THE PROBLEM:
Determine which lines of the records include the word "Groups", and copy them.

Dataset rows describing interfaces
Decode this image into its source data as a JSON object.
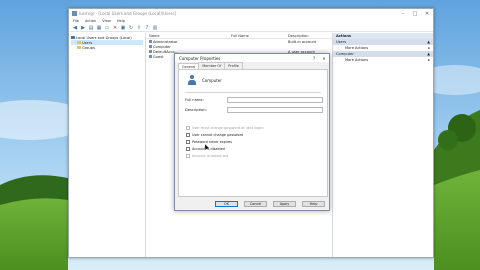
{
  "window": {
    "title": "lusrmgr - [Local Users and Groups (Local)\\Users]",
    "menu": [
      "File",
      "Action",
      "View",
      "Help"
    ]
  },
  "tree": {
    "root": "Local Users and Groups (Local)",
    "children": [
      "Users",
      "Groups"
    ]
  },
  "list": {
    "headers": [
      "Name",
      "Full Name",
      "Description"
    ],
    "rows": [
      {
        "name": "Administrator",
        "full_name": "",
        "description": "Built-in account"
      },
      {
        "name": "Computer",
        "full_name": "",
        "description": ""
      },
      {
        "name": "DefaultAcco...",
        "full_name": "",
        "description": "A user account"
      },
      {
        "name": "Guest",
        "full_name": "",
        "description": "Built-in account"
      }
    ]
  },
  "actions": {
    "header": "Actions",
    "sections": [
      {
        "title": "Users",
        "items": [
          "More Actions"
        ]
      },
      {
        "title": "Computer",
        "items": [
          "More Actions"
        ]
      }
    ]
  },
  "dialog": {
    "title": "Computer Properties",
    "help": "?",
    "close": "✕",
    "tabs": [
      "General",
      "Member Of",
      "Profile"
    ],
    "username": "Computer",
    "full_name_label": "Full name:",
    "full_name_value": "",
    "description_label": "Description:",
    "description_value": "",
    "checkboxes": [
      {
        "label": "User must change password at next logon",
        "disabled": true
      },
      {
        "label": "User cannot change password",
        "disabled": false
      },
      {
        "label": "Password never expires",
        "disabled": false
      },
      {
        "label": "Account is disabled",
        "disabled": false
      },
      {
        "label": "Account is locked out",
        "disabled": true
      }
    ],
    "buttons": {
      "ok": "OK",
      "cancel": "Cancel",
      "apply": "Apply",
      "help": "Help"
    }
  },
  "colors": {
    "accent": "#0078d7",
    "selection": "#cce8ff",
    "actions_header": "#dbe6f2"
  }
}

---

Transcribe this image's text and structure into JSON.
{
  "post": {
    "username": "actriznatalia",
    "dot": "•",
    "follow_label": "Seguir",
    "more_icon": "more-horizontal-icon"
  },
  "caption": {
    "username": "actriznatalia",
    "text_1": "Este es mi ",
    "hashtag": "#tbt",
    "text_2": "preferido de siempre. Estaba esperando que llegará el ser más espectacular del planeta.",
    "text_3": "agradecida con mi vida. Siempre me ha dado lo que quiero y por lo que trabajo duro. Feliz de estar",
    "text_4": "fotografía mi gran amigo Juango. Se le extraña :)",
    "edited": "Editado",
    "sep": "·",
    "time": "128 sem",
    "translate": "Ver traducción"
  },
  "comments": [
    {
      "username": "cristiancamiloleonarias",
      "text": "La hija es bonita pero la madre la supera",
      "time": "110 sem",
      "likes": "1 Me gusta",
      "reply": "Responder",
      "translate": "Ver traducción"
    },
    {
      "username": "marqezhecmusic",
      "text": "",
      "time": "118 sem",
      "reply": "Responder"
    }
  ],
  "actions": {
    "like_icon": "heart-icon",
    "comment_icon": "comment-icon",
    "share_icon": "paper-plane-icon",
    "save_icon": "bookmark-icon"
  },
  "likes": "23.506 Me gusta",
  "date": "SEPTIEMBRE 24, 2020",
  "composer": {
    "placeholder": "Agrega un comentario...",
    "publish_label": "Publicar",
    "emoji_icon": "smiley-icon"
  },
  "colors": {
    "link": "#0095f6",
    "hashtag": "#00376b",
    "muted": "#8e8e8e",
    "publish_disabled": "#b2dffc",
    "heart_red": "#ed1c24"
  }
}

ANSWER SPACE:
    "title": "lusrmgr - [Local Users and Groups (Local)\\Users]",
    "root": "Local Users and Groups (Local)",
      "Groups"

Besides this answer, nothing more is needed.